Watch: Eat venomous lionfish and help the environment
Want to protect marine wildlife? You need to start chowing down on marine wildlife. That’s the not-at-all controversial idea being put forward around various parts of the world, where restaurants are serving up portions of lionfish.
The theory isn’t quite as crazy as it seems; the lionfish is a venomous barb-covered pest of a sea creature that looks incredible but has been damaging native fish and wildlife around the globe. Unhelpfully, it also doesn’t have any natural predators in the areas it’s been appearing, it can repel anything that comes near it with its huge venomous spines, and it also multiplies at an alarming rate.
Which is why there’s now a growing trade in hunting lionfish (divers with spears are the old-fashioned but highly effective preferred method), and then serving it to curious diners, as this ace video from National Geographic explains.

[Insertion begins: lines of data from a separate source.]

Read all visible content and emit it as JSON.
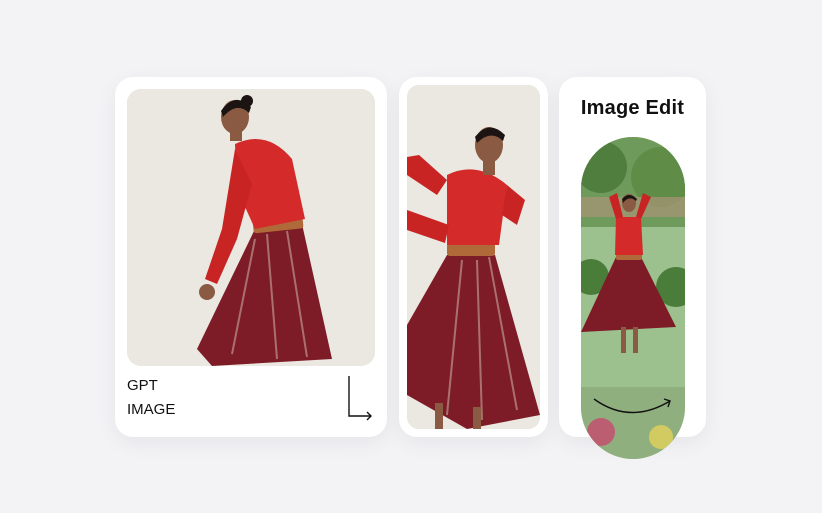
{
  "cards": [
    {
      "caption_line1": "GPT",
      "caption_line2": "IMAGE"
    },
    {},
    {
      "title": "Image Edit"
    }
  ],
  "icons": {
    "corner_arrow": "corner-down-right-arrow-icon",
    "curve_arrow": "curved-arrow-icon"
  },
  "colors": {
    "sweater": "#d42a2a",
    "skirt": "#7d1c26",
    "belt": "#b06a3a",
    "background": "#f3f3f6"
  }
}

Getting rid of them, it’s argued, helps preserve rich ecosystems in other areas – Florida in the above video, and also Bermuda, where Land Rover BAR and 11th Hour Racing undertook a project to preserve the area’s wildlife (after meeting with local ocean science organisations), which saw an organised lionfish dive followed by lionfish dinners at a local restaurant.
As one of the chefs in the above video points out, the cooking process is also an exercise in maximising your resources; kitchens can utilise almost every single piece of the spiky fish and it’s apparently a versatile ingredient – lionfish filet on Louisiana-style jambalaya, anybody?
This story appeared on: collectively.org, June 9, 2016.